DeathPoorJoe1.jpg
Screenshot from the film: Joe dies in the arms of a policeman
Directed by George Albert Smith
Starring Laura Bayley
Tom Green
Distributed by Warwick Trading Company
Release date(s)
  • March 1901 (1901-03)
Running time One minute[1]
Country United Kingdom
Language Silent

The Death of Poor Joe is a 1901 British short silent drama film, directed by George Albert Smith, which features the director's wife Laura Bayley as Joe, a child street-sweeper who dies of disease on the street in the arms of a policeman.[2] The film, which went on release in March 1901, takes its name from a famous photograph posed by Oscar Rejlander after an episode in Charles Dickens' Bleak House and is the oldest known surviving film featuring a Dickens character.[3][4] The film was discovered in 2012 by British Film Institute curator Bryony Dixon, after it was believed to have been lost since 1954.[5][6] Until the discovery, the previous oldest known Dickens film was Scrooge, or, Marley's Ghost, released in November 1901.[7]
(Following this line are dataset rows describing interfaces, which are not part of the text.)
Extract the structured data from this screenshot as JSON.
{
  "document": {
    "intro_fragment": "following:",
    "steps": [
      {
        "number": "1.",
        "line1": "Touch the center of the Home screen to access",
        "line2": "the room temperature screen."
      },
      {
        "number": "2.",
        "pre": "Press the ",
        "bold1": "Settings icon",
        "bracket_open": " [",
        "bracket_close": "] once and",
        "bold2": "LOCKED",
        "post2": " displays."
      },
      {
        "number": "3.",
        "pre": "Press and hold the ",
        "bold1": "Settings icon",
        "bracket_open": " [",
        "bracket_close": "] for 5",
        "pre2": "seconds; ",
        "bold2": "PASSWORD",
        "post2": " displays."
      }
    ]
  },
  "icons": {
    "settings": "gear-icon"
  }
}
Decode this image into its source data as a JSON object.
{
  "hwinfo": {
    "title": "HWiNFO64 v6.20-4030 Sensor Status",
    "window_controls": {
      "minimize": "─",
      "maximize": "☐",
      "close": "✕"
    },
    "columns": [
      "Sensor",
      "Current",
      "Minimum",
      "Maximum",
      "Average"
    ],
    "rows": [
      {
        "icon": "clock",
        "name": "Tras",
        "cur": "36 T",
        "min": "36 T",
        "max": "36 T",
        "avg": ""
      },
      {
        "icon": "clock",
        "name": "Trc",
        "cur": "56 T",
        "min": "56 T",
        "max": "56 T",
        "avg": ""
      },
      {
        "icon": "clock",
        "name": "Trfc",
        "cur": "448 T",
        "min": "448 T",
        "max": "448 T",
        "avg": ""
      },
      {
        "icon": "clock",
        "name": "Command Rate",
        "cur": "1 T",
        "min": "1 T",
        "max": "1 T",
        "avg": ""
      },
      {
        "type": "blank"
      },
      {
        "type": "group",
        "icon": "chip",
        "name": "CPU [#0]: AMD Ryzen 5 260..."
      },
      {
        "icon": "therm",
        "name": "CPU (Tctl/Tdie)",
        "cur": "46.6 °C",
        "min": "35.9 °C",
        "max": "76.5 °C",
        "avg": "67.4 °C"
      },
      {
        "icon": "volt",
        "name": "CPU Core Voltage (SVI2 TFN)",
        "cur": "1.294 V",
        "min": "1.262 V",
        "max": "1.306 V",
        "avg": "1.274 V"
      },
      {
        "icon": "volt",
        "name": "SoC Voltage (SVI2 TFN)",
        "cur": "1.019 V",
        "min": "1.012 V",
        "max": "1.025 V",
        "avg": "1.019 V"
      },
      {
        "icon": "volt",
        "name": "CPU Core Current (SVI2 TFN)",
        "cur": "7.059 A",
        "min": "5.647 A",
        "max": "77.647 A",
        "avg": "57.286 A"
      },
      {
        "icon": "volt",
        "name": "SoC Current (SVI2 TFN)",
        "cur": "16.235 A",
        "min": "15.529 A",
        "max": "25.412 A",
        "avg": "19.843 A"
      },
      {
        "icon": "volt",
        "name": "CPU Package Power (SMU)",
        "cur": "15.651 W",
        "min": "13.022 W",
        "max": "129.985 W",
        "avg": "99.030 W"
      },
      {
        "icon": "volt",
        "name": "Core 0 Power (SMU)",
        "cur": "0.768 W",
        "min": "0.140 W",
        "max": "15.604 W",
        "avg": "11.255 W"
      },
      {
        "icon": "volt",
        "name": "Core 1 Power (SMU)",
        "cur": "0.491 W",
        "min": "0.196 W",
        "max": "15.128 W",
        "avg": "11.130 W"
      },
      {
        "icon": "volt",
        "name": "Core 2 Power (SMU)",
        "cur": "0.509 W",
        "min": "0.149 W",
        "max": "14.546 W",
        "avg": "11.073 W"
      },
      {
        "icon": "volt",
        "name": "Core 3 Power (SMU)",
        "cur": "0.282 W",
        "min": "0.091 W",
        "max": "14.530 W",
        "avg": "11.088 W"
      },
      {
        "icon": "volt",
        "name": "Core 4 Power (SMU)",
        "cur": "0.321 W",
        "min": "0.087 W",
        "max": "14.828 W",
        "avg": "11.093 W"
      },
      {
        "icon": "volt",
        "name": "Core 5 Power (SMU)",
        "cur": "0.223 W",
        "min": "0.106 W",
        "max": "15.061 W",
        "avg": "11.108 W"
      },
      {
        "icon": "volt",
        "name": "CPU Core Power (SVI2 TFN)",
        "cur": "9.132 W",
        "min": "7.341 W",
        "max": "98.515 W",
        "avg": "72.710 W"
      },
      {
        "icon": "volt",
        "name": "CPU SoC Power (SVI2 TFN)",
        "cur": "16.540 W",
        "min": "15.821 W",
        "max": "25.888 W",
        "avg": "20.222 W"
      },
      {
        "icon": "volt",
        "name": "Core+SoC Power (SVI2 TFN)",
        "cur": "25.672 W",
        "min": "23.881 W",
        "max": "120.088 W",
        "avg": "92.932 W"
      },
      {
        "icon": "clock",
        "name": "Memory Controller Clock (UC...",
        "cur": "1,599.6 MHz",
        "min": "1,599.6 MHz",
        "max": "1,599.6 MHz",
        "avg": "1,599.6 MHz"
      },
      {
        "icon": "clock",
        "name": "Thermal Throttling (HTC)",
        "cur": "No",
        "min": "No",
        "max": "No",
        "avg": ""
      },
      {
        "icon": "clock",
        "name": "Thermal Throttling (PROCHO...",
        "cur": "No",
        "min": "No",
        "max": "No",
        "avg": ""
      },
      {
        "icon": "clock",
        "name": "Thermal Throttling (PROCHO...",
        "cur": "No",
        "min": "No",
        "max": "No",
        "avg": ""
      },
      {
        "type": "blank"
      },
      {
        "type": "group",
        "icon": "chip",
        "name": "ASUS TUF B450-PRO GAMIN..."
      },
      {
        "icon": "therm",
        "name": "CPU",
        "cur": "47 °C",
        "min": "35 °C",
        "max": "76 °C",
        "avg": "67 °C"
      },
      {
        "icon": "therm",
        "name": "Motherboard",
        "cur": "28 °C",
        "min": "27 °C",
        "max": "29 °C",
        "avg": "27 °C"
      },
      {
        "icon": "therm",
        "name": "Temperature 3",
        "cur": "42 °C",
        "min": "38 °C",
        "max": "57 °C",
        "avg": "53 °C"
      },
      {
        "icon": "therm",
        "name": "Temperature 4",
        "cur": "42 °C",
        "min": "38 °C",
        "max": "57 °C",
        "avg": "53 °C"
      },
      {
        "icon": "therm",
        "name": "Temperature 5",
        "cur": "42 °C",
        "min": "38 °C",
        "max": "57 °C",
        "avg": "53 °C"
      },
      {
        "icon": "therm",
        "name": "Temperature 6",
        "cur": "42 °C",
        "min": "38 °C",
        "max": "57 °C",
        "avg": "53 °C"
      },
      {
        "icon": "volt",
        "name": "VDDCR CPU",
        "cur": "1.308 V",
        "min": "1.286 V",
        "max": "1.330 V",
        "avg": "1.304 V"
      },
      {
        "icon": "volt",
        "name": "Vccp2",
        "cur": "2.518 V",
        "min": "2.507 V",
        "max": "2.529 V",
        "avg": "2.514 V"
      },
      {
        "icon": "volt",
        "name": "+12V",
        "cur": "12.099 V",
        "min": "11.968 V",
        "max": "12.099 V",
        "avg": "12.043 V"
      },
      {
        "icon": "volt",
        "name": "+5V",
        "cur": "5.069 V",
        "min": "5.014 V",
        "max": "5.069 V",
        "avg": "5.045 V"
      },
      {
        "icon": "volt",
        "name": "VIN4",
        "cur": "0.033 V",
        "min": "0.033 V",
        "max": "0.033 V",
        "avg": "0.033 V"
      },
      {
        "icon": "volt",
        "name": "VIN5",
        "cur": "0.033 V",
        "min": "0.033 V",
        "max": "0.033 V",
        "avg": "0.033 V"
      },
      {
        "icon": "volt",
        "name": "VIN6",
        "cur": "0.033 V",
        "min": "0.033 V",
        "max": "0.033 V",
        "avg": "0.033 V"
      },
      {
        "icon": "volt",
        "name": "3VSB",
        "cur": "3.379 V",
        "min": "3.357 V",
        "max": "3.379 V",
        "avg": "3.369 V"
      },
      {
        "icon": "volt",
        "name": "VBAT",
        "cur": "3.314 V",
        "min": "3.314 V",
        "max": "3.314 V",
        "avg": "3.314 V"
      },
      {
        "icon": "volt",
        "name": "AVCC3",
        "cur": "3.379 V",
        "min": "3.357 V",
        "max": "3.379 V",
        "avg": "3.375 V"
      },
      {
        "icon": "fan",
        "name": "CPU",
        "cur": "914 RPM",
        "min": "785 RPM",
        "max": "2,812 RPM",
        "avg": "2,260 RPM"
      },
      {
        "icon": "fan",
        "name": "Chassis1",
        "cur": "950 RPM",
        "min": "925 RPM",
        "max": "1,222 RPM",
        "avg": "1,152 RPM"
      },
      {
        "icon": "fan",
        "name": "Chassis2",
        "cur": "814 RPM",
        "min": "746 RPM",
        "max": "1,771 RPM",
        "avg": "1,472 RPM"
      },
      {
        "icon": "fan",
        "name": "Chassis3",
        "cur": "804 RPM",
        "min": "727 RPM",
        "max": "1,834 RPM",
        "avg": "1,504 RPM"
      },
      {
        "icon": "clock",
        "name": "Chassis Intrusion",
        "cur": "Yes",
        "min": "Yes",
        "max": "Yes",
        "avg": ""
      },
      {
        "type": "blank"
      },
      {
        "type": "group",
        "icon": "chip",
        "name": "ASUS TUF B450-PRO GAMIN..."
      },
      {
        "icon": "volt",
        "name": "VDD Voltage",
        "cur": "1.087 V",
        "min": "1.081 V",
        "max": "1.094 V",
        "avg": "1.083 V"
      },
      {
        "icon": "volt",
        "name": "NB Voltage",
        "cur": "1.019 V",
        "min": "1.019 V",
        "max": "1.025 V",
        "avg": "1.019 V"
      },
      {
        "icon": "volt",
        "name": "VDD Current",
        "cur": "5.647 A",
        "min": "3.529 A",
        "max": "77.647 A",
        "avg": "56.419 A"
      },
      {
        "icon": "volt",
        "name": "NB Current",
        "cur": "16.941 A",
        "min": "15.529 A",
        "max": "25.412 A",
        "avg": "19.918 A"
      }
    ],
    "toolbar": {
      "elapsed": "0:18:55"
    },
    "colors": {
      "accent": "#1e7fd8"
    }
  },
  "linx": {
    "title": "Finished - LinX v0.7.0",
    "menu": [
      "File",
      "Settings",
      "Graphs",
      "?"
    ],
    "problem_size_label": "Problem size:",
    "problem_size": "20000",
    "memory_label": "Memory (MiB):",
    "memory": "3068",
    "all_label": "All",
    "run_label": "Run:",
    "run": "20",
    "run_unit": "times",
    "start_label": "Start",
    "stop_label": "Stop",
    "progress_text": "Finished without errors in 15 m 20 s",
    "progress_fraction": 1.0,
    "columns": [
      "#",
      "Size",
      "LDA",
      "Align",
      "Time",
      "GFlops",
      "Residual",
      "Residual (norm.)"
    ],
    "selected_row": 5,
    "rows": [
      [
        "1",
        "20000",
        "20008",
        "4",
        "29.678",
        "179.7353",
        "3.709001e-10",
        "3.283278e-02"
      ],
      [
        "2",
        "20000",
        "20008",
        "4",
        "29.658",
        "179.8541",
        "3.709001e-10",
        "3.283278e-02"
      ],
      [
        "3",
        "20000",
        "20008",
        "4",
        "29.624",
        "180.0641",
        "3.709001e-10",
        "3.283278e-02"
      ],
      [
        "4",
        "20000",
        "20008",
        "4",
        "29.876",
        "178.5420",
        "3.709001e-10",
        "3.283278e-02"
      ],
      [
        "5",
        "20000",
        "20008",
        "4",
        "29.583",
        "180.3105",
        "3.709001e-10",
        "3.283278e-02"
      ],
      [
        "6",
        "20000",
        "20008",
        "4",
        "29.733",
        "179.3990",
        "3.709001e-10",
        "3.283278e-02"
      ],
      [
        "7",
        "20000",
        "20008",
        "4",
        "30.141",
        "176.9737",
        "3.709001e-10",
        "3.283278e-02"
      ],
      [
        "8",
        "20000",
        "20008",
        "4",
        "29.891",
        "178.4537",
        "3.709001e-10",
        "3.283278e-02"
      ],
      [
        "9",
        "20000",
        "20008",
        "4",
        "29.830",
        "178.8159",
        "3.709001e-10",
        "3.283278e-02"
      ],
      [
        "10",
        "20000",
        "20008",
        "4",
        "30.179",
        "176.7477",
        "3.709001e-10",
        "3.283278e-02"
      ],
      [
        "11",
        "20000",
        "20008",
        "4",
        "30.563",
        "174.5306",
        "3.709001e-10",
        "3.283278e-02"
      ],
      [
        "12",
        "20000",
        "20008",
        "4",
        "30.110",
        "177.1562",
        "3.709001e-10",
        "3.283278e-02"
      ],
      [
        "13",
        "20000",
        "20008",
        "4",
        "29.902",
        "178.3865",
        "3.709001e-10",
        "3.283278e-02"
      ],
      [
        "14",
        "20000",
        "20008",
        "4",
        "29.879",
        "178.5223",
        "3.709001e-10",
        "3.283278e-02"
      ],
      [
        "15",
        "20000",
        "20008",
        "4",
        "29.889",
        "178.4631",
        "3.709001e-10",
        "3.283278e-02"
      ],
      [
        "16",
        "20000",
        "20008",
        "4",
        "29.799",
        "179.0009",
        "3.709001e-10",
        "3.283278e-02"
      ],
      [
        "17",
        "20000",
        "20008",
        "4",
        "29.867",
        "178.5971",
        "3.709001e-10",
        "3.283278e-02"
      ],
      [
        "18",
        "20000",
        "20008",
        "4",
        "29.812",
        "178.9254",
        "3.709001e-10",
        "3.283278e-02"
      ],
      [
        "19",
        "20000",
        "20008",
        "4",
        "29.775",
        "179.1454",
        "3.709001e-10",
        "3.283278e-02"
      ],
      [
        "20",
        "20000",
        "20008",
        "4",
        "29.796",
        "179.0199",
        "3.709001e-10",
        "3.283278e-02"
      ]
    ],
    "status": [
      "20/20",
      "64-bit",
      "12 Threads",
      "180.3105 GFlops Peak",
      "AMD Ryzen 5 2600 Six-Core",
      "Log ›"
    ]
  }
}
Cast[edit]

  • Laura Bayley as Joe
  • Tom Green as the policeman

See also[edit]

References[edit]

  1. ^ "World's oldest Charles Dickens film discovered". The Guardian (London). 9 March 2012. Retrieved 2012-03-09. 
  2. ^ Waters, Florence (9 March 2012). "First Charles Dickens film found 111 years after it was made". The Telegraph (London). Retrieved 2012-03-09. 
  3. ^ Vanessa Toulmin, Simon Popple, Visual delights two: exhibition and reception, Publisher John Libbey Eurotext, 2005, ISBN 0861966570, 9780861966578, 266 pages, page 77
  4. ^ "Earliest Charles Dickens film uncovered". BBC News. 9 March 2012. Retrieved 2012-03-09. 
  5. ^ "Charles Dickens film The Death of Poor Joe found - oldest ever at 111 yrs". Metro. Retrieved 2012-03-09. 
  6. ^ The Death of Poor Joe in the BFI Film & TV Database
  7. ^ Kemp, Stuart. "BFI’s Bryony Dixon stumbles across "The Death Of Poor Joe," a character from Charles Dickens’ "Bleak House."". Hollywood Reporter. Retrieved 2012-03-09. 

External links[edit]